Win! A copy of Pilgrimage by Garrie Hutchinson
On April 25, 1915, New Zealand' s own diggers landed on the Gallipoli peninsular, signalling ...
Peas in earth; good fill for then
Snow business like snow pea business:
Just because there’s a little snow on the roof, doesn’t mean there’s no sweetness in the kitchen! While snow peas are so named because their light green pods look as though they have been sprinkled with frost, the peas within (and their pods) are sweet to taste.
From the legume family, snow peas are available in a number of varieties including Oregon Sugar Pod – which has a high tolerance to disease, and Dwarf Sugar – which matures early.
When, where and how to plant:
Ideally planted between April and October, depending on the region, snow peas thrive during the cooler months, in soil temperatures ranging from eight to 20 degrees Celsius.
Although they can survive a month of sunny-days, they respond best to more moderate temperatures and less intense sunshine.
Sow seeds approximately 10cm apart and at a depth roughly three times the diameter of the seed.
These peas aren’t picky about soil quality, but they do require a free-draining spot.
A little fertiliser can be applied when planting, however, as legumes, snow peas actually produce their own fertiliser, adding nutrients to the soil.
Snow peas will only get by with a little help from their friends and can use a little support. Use branches, trellises, fences, netting or posts and strings to train them until their tendrils become established.
While queues tend to take care of themselves, it’s always important to mind your peas!
That said, snow peas require only a little attention. Water as needed to keep the soil moist, but be careful not to over water. Too much water and snow peas will suffer from root rot.
Also, once the peas have become established, use netting to keep those birds at bay.
Harvest & use:
Similar (dare I say as two peas in a... no, I’ll resist the temptation!) to ‘garden-variety’ peas, snow peas are known for their softer, more tender pods. However, they are tastiest when picked before the pods toughen.
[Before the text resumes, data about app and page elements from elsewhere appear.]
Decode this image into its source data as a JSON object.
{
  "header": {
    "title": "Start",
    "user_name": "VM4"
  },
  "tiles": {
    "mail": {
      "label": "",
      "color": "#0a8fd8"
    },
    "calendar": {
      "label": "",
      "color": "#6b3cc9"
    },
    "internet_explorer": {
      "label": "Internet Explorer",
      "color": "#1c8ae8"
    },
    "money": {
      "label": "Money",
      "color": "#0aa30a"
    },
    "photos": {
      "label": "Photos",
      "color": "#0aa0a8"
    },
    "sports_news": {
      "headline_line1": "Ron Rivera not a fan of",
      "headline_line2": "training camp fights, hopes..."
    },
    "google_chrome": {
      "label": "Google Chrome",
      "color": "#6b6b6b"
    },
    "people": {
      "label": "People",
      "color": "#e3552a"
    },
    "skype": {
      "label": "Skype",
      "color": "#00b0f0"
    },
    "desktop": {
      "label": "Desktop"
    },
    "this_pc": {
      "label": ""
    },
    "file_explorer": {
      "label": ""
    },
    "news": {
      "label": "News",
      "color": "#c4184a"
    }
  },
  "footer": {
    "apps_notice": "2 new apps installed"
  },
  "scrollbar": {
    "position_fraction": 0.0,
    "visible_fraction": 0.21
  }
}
Pick a pea or two when pods reach roughly 7-8cms in length.
Ideal in stir-fries, or eaten straight from the garden, snow peas should be used soon after harvest or they will quickly lose their sweetness.
As they’re usually ready for harvest within two to four months, planted now, snow peas will be ready to go from pod to pot, then savoured in pea and ham soup by the fire; what a way to warm up winter!